"""

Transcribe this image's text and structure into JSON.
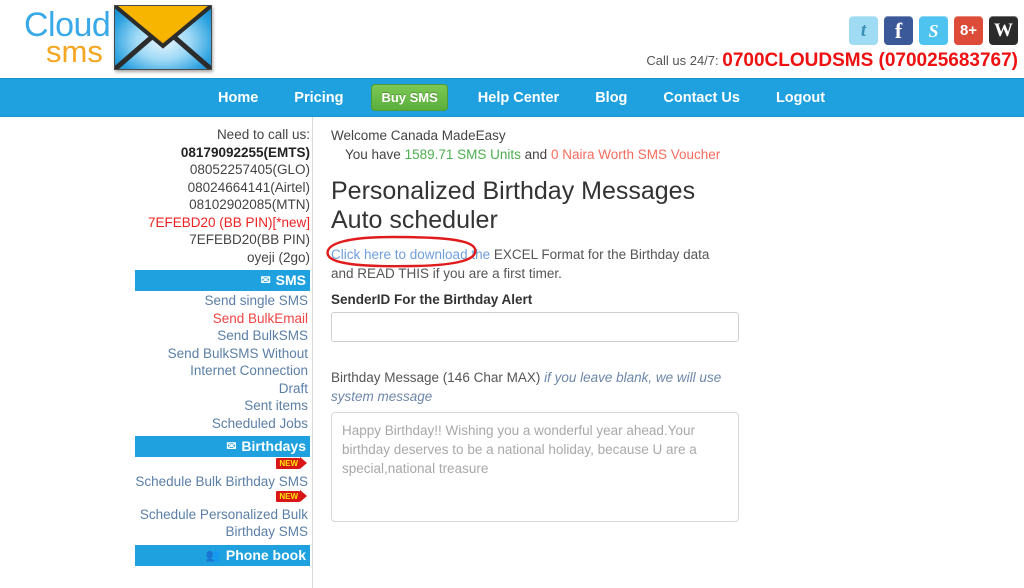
{
  "brand": {
    "name_part1": "Cloud",
    "name_part2": "sms",
    "envelope_icon": "envelope-icon",
    "accent_blue": "#1fa1e0",
    "accent_orange": "#f5a623",
    "accent_green": "#5aaf3c",
    "accent_red": "#ee1111"
  },
  "header": {
    "social": [
      {
        "name": "twitter-icon",
        "glyph": "t"
      },
      {
        "name": "facebook-icon",
        "glyph": "f"
      },
      {
        "name": "skype-icon",
        "glyph": "S"
      },
      {
        "name": "google-plus-icon",
        "glyph": "8+"
      },
      {
        "name": "wordpress-icon",
        "glyph": "W"
      }
    ],
    "call_label": "Call us 24/7:",
    "call_number": "0700CLOUDSMS (070025683767)"
  },
  "nav": {
    "items": [
      {
        "label": "Home",
        "active": false
      },
      {
        "label": "Pricing",
        "active": false
      },
      {
        "label": "Buy SMS",
        "active": true
      },
      {
        "label": "Help Center",
        "active": false
      },
      {
        "label": "Blog",
        "active": false
      },
      {
        "label": "Contact Us",
        "active": false
      },
      {
        "label": "Logout",
        "active": false
      }
    ]
  },
  "sidebar": {
    "need_to_call": "Need to call us:",
    "contacts": [
      {
        "text": "08179092255(EMTS)",
        "style": "bold"
      },
      {
        "text": "08052257405(GLO)",
        "style": "normal"
      },
      {
        "text": "08024664141(Airtel)",
        "style": "normal"
      },
      {
        "text": "08102902085(MTN)",
        "style": "normal"
      },
      {
        "text": "7EFEBD20 (BB PIN)[*new]",
        "style": "red"
      },
      {
        "text": "7EFEBD20(BB PIN)",
        "style": "normal"
      },
      {
        "text": "oyeji (2go)",
        "style": "normal"
      }
    ],
    "sections": [
      {
        "title": "SMS",
        "icon": "envelope-icon",
        "links": [
          {
            "label": "Send single SMS",
            "red": false,
            "badge": false
          },
          {
            "label": "Send BulkEmail",
            "red": true,
            "badge": false
          },
          {
            "label": "Send BulkSMS",
            "red": false,
            "badge": false
          },
          {
            "label": "Send BulkSMS Without Internet Connection",
            "red": false,
            "badge": false
          },
          {
            "label": "Draft",
            "red": false,
            "badge": false
          },
          {
            "label": "Sent items",
            "red": false,
            "badge": false
          },
          {
            "label": "Scheduled Jobs",
            "red": false,
            "badge": false
          }
        ]
      },
      {
        "title": "Birthdays",
        "icon": "envelope-icon",
        "links": [
          {
            "label": "Schedule Bulk Birthday SMS",
            "red": false,
            "badge": true
          },
          {
            "label": "Schedule Personalized Bulk Birthday SMS",
            "red": false,
            "badge": true
          }
        ]
      },
      {
        "title": "Phone book",
        "icon": "contacts-icon",
        "links": []
      }
    ],
    "badge_text": "NEW"
  },
  "main": {
    "welcome": "Welcome Canada MadeEasy",
    "balance_prefix": "You have",
    "balance_units": "1589.71 SMS Units",
    "balance_mid": "and",
    "balance_voucher": "0 Naira Worth SMS Voucher",
    "title": "Personalized Birthday Messages Auto scheduler",
    "download_link": "Click here to download the",
    "download_rest": " EXCEL Format for the Birthday data and READ THIS if you are a first timer.",
    "senderid_label": "SenderID For the Birthday Alert",
    "senderid_value": "",
    "senderid_placeholder": "",
    "message_label": "Birthday Message (146 Char MAX)",
    "message_label_italic": "if you leave blank, we will use system message",
    "message_value": "",
    "message_placeholder": "Happy Birthday!! Wishing you a wonderful year ahead.Your birthday deserves to be a national holiday, because U are a special,national treasure"
  },
  "annotation": {
    "name": "red-ellipse-annotation",
    "color": "#e01b1b"
  }
}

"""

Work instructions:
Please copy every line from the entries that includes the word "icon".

Written reply:
    "envelope_icon": "envelope-icon",
        "name": "twitter-icon",
        "name": "facebook-icon",
        "name": "skype-icon",
        "name": "google-plus-icon",
        "name": "wordpress-icon",
        "icon": "envelope-icon",
        "icon": "envelope-icon",
        "icon": "contacts-icon",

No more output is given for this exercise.